The two large casseroles, plucked for a song from an antique store one day, were begging for some new use. I’d been in the habit of baking boneless chicken breasts in various Indian simmer sauces I’d purchase in the ethnic food aisles of local supermarkets. I’d add chickpeas, and at the end, I’d toss in a couple of handfuls of frozen green peas. When served on a bed of curried cous cous, spiked with yellow raisins, and cumin and coriander seeds, this made for a tasty and simple Indian meal.
Using this technique as a starting point, I mulled over possibilities. It occurred to me, after a few days, that I might do something with Italian flavors, and Chicken Antipasto was born. Because I then lived in New York’s lower Hudson Valley, an area where Italian specialty markets are ubiquitous, I was able to easily purchase a variety of items one would typically find on an antipasto platter: marinated artichoke hearts and mushrooms, two jars of roasted sweet peppers, cherry peppers stuffed with prosciutto, salami, and provolone. I also bought several hot and sweet sausage links.
I was about to do something I try never to do. That is, I was going to serve the initial results of a newly conceived recipe to guests. Not just any guests mind you, but a group of poets that included several of my mentors, Dan Masterson, John Allman, and Michael Waters. Also attending would be the poets Mihaela Moscaliuc, Suzanne Cleary, and Gerald McCarthy. It was to be a dinner celebrating Waters’ reading at St. Thomas Aquinas College earlier that day.

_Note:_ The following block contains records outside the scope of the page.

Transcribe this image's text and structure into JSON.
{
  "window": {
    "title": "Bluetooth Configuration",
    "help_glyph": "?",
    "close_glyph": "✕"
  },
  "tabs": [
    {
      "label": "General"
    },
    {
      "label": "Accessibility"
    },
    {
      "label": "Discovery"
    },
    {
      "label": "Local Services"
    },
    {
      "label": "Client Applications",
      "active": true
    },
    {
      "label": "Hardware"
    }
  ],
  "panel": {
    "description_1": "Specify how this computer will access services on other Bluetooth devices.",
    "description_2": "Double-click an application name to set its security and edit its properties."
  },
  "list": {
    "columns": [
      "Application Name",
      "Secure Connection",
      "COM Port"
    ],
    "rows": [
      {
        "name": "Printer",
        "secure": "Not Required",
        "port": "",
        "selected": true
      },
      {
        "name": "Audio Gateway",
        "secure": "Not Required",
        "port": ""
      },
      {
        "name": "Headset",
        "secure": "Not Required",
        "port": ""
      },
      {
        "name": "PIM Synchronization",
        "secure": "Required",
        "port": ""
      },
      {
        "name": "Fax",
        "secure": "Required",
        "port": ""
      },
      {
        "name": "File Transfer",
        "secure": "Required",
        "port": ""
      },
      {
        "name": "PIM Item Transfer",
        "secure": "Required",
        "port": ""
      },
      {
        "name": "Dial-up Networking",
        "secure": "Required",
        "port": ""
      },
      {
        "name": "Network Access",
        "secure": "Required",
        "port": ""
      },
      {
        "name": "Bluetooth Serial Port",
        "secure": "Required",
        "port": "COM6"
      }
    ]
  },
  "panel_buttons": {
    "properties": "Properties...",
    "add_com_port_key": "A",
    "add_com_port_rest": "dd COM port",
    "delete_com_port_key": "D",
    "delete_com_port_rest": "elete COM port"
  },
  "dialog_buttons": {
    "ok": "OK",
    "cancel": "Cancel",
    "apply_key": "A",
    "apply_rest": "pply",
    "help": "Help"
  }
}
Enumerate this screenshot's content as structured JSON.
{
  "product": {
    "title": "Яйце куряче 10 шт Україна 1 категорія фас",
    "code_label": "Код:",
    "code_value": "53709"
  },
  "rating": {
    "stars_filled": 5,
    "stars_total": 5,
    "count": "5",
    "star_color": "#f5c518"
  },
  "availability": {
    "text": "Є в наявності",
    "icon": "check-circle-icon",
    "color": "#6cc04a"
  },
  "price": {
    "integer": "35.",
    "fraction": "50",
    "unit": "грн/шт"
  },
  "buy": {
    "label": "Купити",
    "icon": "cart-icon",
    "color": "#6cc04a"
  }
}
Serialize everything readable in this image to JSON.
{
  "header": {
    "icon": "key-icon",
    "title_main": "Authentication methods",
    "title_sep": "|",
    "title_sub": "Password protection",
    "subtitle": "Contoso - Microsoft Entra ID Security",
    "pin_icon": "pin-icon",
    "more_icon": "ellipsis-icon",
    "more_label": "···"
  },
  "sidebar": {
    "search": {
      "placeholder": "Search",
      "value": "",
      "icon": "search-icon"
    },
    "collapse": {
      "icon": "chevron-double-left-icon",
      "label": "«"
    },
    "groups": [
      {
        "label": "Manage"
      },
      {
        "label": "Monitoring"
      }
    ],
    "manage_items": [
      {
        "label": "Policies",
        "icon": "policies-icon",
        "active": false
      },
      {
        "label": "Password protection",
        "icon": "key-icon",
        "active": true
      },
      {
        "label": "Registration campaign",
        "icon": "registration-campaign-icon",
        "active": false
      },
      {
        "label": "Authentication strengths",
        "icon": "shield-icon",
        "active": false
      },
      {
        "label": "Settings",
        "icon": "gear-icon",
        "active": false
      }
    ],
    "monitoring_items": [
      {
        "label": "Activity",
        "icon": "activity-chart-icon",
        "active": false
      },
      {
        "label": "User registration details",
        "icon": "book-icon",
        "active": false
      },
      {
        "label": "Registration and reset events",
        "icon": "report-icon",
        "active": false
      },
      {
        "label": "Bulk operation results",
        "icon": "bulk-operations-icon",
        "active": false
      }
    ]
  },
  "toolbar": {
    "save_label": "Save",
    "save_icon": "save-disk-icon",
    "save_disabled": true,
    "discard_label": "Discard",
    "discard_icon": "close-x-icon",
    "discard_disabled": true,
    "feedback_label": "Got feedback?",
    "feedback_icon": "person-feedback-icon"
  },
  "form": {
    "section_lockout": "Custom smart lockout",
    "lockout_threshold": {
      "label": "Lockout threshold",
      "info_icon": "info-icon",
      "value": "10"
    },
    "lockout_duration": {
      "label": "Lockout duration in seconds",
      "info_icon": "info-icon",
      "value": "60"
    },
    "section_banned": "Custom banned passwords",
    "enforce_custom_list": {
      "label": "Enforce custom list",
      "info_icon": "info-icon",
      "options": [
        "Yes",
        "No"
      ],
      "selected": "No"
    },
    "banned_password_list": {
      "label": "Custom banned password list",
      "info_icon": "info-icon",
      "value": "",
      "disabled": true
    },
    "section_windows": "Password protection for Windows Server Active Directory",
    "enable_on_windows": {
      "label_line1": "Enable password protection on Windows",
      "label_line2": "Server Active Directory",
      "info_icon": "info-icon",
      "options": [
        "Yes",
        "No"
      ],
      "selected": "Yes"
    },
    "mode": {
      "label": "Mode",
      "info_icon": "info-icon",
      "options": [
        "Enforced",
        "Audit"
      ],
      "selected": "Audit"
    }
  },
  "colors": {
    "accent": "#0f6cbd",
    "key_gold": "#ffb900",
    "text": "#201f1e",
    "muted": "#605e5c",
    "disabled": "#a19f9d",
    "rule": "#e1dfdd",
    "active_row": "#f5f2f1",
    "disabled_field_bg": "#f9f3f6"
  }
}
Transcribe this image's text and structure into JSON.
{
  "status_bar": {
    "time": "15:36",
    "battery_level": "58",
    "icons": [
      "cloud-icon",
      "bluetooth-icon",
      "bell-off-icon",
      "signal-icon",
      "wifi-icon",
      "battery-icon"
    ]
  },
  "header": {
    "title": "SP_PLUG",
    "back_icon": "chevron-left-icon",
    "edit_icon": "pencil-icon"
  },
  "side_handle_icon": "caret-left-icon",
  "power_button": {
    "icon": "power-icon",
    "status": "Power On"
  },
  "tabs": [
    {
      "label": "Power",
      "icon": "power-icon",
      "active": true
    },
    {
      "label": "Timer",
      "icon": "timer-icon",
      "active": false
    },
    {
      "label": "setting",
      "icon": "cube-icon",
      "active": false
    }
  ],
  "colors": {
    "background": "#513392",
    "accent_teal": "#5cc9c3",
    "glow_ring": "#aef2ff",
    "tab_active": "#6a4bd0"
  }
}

The night before, I prepared my signature version of spaghetti sauce; nothing special, just canned plum tomatoes, tomato puree and crushed tomatoes, tomato paste and a large splash of a good red Côtes du Rhône added to sautéed garlic and sweet onions. I typically add whatever fresh or dried herbs I have available: basil, rosemary, and/or oregano, a bay leaf or two. The next morning I set the oven to 375 degrees, rinsed ten chicken breasts under cold water, and divided them into the twin casseroles. I browned the sausage links in a frying pan for flavor and color, and added these as well. Then in went the antipasto ingredients, and I covered the lot with the red sauce. I figured that I should bake it for about an hour and a half to allow for complete cooking of the chicken and for the various flavors to fully mingle.
Within a half an hour, the aroma issuing from the kitchen enraptured me. The timing was perfect because, when I removed a breast and cut into it, its tender juiciness was obvious, and when I tasted a bite, dredged in the sauce, I knew I had created a dish worthy of this, or any, special occasion.
It was a lovely night, Chicken Antipasto served over radiatore and complimented with bottles of the Côtes du Rhône. It was so good, in fact, that I brought leftovers to share with my boss at work the next day. You may have heard of her, Toni Morrison. Yeah, she liked it, too!
5-6 boneless, skinless chicken breasts
hot and sweet Italian sausage links
two quarts of homemade spaghetti sauce (or two jars of a high quality jarred sauce)
six stuffed cherry peppers (available at Italian specialty stores or at many good grocery stores)
1 jar of marinated mushrooms
2 jars of marinated artichoke hearts
1 jar of roasted peppers (or roast some yourself in season)
half a cup of good red wine
radiatore, fusilli, campanelle or any pasta shape that holds sauce well
high-quality grated parmesan or romano cheese
Place chicken breasts in a deep casserole. In a pan, fry the sausages. Add cooked sausages to the casserole and deglaze pan with a bit of red wine. Add this to the casserole, along with cherry peppers, artichoke hearts, mushrooms, and roasted peppers. You may also add pitted olives or any other antipasto items you like. Cover with the spaghetti sauce, cover the casserole with its lid, and bake in a preheated 350-degree oven for about an hour and fifteen minutes or until the thickest chicken breast has achieved an internal temperature of 165 degrees. Let dish sit for at least fifteen minutes. Serve over pasta, sprinkled with grated cheese. Good red wine and a fresh garden salad complete the meal. This dish can be made a day or two ahead of time and reheated in the oven.
Now, while it’s cooking, enjoy these great poems from the November, 2012 Congeries by the wonderful poet’s poet, Kurt Brown.